WHAT do you do if the government bans cars from being imported?
Humberto Fonseca pondered that for a while in the early 1970s, when Arab members of the Organisation of Petroleum Exporting Countries (OPEC) imposed an embargo against the United States in retaliation for the US supplying the Israeli military — and to gain leverage in post-war peace negotiations.
It was to have global implications.
The embargo resulted in an upward spiral in oil prices with the price per barrel first doubling, then quadrupling and imposing skyrocketing costs on consumers and structural challenges to the stability of whole national economies.
In Brazil, the government banned the import of cars and many industrial companies, among them, Companhia Industrial Santa Matilde, ran out of work.

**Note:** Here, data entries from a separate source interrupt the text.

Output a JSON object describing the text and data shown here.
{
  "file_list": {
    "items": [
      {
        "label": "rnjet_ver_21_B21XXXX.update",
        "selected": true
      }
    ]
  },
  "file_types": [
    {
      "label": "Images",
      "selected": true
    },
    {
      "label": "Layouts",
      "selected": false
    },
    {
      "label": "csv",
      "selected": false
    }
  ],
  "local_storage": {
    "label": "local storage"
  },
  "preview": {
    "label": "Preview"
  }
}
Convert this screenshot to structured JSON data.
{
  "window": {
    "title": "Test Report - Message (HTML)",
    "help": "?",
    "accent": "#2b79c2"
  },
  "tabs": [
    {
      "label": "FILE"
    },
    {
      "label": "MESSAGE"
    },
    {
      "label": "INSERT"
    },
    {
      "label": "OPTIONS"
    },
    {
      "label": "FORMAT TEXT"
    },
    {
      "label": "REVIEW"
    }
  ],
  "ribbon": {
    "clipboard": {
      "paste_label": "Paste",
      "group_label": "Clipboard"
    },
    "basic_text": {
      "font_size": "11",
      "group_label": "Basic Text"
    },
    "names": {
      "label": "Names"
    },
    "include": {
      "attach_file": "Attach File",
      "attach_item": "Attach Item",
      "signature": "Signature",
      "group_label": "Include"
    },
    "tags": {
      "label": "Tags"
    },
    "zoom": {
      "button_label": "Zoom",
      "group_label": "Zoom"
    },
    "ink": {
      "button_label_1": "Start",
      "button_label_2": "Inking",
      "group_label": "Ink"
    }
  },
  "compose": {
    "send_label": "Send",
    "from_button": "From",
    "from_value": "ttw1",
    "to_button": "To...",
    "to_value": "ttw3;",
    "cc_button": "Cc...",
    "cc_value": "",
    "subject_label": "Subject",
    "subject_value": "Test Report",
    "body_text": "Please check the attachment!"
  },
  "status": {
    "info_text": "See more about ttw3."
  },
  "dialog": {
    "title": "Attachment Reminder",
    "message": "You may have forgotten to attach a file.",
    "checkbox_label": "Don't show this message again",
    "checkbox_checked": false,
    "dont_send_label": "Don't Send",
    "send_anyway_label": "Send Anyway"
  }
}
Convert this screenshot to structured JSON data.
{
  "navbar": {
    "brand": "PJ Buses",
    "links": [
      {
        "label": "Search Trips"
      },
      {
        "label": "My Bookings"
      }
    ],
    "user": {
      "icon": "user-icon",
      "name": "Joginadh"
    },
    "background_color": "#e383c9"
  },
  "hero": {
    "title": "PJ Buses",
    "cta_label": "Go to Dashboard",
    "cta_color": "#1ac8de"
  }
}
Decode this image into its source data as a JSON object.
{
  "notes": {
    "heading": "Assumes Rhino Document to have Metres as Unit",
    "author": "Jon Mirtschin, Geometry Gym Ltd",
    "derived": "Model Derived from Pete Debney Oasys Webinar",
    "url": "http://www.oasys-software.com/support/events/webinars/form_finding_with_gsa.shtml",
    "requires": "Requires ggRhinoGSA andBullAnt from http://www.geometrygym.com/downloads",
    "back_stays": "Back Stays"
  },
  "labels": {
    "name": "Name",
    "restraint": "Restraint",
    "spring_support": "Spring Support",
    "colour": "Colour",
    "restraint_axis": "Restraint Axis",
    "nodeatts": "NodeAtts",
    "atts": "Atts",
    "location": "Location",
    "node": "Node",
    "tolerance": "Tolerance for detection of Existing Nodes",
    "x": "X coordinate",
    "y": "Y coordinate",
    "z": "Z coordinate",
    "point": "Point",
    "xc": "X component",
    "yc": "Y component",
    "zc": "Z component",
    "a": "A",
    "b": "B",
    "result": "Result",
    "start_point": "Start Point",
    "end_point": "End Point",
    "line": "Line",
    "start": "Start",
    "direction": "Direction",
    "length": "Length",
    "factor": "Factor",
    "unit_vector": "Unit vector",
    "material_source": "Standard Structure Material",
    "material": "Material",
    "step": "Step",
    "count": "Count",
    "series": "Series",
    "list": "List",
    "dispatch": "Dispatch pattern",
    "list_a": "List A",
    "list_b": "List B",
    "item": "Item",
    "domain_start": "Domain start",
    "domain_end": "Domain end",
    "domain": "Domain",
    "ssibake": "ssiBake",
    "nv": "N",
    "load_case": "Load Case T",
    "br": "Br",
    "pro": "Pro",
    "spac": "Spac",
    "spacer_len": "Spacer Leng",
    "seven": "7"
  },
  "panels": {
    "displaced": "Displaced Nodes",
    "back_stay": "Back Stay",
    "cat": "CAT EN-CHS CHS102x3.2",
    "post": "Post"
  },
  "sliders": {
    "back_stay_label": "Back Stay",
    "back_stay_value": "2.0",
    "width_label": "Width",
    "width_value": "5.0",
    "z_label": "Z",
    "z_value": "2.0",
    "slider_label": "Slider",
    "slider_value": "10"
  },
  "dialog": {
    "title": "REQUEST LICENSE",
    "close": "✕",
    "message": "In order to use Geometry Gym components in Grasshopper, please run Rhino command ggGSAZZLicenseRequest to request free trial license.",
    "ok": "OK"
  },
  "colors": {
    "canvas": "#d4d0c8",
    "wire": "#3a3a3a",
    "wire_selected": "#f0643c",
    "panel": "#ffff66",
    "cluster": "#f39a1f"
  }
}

So owner Humberto figured it might be a good time to put his idle plant to use and invested in the production of a car to brighten the days of the motoring public.
His daughter, Ana Lídia Pimentel Fonseca, designed a neat coupe and with the help of former pilot and racing car mechanic Renato Peixoto, they started the project.
The first sketches appeared in 1976, the prototypes were completed and the cars were launched in 1977.
But the first cars had lots of problems so Humberto fired Peixoto and built a much better product under the supervision of Fernando Monnerat.
With everything fixed, the quite classy and well-finished 2+2 coupe was re-launched — and lived on for the next 20 years.
The sleek Santa Matilde had a polyester-reinforced fiberglass body reinforced with polyester.
In 1982, two Chevrolet-derived engines were available: a 4.1 straight six cylinder with 157kW, or a 2.5-litre four cylinder turbo which produced 104kW.
The instrument panel is said to have resembled Porsches of the period and instrumentation included water temperature, oil pressure, speed, odometer, rev counter, fuel level and a clock.
Central locking, power windows, and air conditioning were standard equipment and transmission was a four or five-speed manual.
An unusual feature was retractable bumpers made of a rubber compound with steel frames.
Unlike most cars on sale in Brazil at the time, the Santa Matilde had disc brakes all-round.
It was a well respected car, but was never made in volume.
Limited resources restricted production to fewer than 900 in the Santa Matilde’s life.